_How to complete this task_.
Each record listed below is to be output exactly as written.

(Dataset rows describing interfaces)

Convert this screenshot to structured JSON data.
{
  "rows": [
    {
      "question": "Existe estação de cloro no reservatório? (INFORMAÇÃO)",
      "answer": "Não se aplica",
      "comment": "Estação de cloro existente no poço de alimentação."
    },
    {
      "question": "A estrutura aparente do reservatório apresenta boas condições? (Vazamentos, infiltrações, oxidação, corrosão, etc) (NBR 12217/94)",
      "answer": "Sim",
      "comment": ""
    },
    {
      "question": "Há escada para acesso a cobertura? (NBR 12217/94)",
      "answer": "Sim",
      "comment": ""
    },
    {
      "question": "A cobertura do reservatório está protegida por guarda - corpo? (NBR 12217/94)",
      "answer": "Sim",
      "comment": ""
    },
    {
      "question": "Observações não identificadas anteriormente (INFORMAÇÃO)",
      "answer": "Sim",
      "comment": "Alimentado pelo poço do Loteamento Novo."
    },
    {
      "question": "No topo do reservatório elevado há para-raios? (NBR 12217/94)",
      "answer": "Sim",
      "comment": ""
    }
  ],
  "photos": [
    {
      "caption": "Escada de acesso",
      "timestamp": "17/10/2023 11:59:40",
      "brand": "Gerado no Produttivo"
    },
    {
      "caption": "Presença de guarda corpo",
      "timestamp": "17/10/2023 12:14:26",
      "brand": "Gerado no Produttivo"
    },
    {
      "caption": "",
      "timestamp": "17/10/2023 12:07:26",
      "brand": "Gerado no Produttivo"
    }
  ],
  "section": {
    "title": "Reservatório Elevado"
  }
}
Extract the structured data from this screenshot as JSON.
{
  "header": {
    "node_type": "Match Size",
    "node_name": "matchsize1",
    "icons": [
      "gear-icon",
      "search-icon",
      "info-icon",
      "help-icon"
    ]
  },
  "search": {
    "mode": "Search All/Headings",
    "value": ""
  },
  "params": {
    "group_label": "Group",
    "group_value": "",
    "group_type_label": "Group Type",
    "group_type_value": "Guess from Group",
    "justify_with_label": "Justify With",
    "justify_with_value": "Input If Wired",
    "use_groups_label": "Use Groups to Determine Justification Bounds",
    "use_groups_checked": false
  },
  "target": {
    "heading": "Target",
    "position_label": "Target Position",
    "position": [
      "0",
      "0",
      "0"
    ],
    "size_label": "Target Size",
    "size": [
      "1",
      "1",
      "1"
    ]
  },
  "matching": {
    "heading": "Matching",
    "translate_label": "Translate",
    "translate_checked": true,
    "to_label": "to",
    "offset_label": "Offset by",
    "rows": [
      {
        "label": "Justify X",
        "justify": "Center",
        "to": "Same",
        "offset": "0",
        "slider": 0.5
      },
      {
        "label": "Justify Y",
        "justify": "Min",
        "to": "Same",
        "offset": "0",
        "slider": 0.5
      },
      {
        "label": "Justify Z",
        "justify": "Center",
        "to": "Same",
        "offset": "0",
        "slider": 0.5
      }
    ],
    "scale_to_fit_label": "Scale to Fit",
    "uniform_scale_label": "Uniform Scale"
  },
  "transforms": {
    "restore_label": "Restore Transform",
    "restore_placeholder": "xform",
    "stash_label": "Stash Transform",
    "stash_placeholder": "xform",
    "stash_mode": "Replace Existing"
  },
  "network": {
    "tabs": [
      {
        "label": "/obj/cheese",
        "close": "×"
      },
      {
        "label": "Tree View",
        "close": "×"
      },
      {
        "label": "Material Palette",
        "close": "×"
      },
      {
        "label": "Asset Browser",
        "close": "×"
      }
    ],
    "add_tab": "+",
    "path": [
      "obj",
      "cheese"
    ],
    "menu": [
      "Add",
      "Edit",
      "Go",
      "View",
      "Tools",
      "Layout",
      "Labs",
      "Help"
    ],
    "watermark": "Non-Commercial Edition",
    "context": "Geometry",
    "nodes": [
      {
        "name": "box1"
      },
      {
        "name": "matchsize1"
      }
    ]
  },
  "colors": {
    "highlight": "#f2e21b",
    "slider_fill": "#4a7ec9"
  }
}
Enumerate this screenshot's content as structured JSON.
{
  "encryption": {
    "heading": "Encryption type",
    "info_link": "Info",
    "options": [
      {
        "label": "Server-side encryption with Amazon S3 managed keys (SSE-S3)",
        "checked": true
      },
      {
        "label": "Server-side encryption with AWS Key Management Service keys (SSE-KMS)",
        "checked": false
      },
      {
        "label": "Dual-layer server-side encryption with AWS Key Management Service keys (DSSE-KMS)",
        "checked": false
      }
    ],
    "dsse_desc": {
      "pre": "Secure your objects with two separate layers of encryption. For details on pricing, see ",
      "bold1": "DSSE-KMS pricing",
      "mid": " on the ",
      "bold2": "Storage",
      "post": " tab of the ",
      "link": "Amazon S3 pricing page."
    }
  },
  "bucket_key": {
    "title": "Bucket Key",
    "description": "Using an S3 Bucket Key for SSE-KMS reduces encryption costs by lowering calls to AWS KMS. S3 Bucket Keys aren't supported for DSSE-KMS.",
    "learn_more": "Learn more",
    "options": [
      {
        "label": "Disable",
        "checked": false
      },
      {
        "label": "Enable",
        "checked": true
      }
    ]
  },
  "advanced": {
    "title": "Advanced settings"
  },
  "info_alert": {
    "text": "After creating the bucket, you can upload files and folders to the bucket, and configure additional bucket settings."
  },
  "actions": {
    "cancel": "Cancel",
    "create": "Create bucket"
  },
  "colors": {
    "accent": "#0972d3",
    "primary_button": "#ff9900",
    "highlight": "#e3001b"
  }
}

_Reply to the exercise_.
Convert this screenshot to structured JSON data.
{
  "rows": [
    {
      "question": "Existe estação de cloro no reservatório? (INFORMAÇÃO)",
      "answer": "Não se aplica",
      "comment": "Estação de cloro existente no poço de alimentação."
    },
    {
      "question": "A estrutura aparente do reservatório apresenta boas condições? (Vazamentos, infiltrações, oxidação, corrosão, etc) (NBR 12217/94)",
      "answer": "Sim",
      "comment": ""
    },
    {
      "question": "Há escada para acesso a cobertura? (NBR 12217/94)",
      "answer": "Sim",
      "comment": ""
    },
    {
      "question": "A cobertura do reservatório está protegida por guarda - corpo? (NBR 12217/94)",
      "answer": "Sim",
      "comment": ""
    },
    {
      "question": "Observações não identificadas anteriormente (INFORMAÇÃO)",
      "answer": "Sim",
      "comment": "Alimentado pelo poço do Loteamento Novo."
    },
    {
      "question": "No topo do reservatório elevado há para-raios? (NBR 12217/94)",
      "answer": "Sim",
      "comment": ""
    }
  ],
  "photos": [
    {
      "caption": "Escada de acesso",
      "timestamp": "17/10/2023 11:59:40",
      "brand": "Gerado no Produttivo"
    },
    {
      "caption": "Presença de guarda corpo",
      "timestamp": "17/10/2023 12:14:26",
      "brand": "Gerado no Produttivo"
    },
    {
      "caption": "",
      "timestamp": "17/10/2023 12:07:26",
      "brand": "Gerado no Produttivo"
    }
  ],
  "section": {
    "title": "Reservatório Elevado"
  }
}
Extract the structured data from this screenshot as JSON.
{
  "header": {
    "node_type": "Match Size",
    "node_name": "matchsize1",
    "icons": [
      "gear-icon",
      "search-icon",
      "info-icon",
      "help-icon"
    ]
  },
  "search": {
    "mode": "Search All/Headings",
    "value": ""
  },
  "params": {
    "group_label": "Group",
    "group_value": "",
    "group_type_label": "Group Type",
    "group_type_value": "Guess from Group",
    "justify_with_label": "Justify With",
    "justify_with_value": "Input If Wired",
    "use_groups_label": "Use Groups to Determine Justification Bounds",
    "use_groups_checked": false
  },
  "target": {
    "heading": "Target",
    "position_label": "Target Position",
    "position": [
      "0",
      "0",
      "0"
    ],
    "size_label": "Target Size",
    "size": [
      "1",
      "1",
      "1"
    ]
  },
  "matching": {
    "heading": "Matching",
    "translate_label": "Translate",
    "translate_checked": true,
    "to_label": "to",
    "offset_label": "Offset by",
    "rows": [
      {
        "label": "Justify X",
        "justify": "Center",
        "to": "Same",
        "offset": "0",
        "slider": 0.5
      },
      {
        "label": "Justify Y",
        "justify": "Min",
        "to": "Same",
        "offset": "0",
        "slider": 0.5
      },
      {
        "label": "Justify Z",
        "justify": "Center",
        "to": "Same",
        "offset": "0",
        "slider": 0.5
      }
    ],
    "scale_to_fit_label": "Scale to Fit",
    "uniform_scale_label": "Uniform Scale"
  },
  "transforms": {
    "restore_label": "Restore Transform",
    "restore_placeholder": "xform",
    "stash_label": "Stash Transform",
    "stash_placeholder": "xform",
    "stash_mode": "Replace Existing"
  },
  "network": {
    "tabs": [
      {
        "label": "/obj/cheese",
        "close": "×"
      },
      {
        "label": "Tree View",
        "close": "×"
      },
      {
        "label": "Material Palette",
        "close": "×"
      },
      {
        "label": "Asset Browser",
        "close": "×"
      }
    ],
    "add_tab": "+",
    "path": [
      "obj",
      "cheese"
    ],
    "menu": [
      "Add",
      "Edit",
      "Go",
      "View",
      "Tools",
      "Layout",
      "Labs",
      "Help"
    ],
    "watermark": "Non-Commercial Edition",
    "context": "Geometry",
    "nodes": [
      {
        "name": "box1"
      },
      {
        "name": "matchsize1"
      }
    ]
  },
  "colors": {
    "highlight": "#f2e21b",
    "slider_fill": "#4a7ec9"
  }
}
Enumerate this screenshot's content as structured JSON.
{
  "encryption": {
    "heading": "Encryption type",
    "info_link": "Info",
    "options": [
      {
        "label": "Server-side encryption with Amazon S3 managed keys (SSE-S3)",
        "checked": true
      },
      {
        "label": "Server-side encryption with AWS Key Management Service keys (SSE-KMS)",
        "checked": false
      },
      {
        "label": "Dual-layer server-side encryption with AWS Key Management Service keys (DSSE-KMS)",
        "checked": false
      }
    ],
    "dsse_desc": {
      "pre": "Secure your objects with two separate layers of encryption. For details on pricing, see ",
      "bold1": "DSSE-KMS pricing",
      "mid": " on the ",
      "bold2": "Storage",
      "post": " tab of the ",
      "link": "Amazon S3 pricing page."
    }
  },
  "bucket_key": {
    "title": "Bucket Key",
    "description": "Using an S3 Bucket Key for SSE-KMS reduces encryption costs by lowering calls to AWS KMS. S3 Bucket Keys aren't supported for DSSE-KMS.",
    "learn_more": "Learn more",
    "options": [
      {
        "label": "Disable",
        "checked": false
      },
      {
        "label": "Enable",
        "checked": true
      }
    ]
  },
  "advanced": {
    "title": "Advanced settings"
  },
  "info_alert": {
    "text": "After creating the bucket, you can upload files and folders to the bucket, and configure additional bucket settings."
  },
  "actions": {
    "cancel": "Cancel",
    "create": "Create bucket"
  },
  "colors": {
    "accent": "#0972d3",
    "primary_button": "#ff9900",
    "highlight": "#e3001b"
  }
}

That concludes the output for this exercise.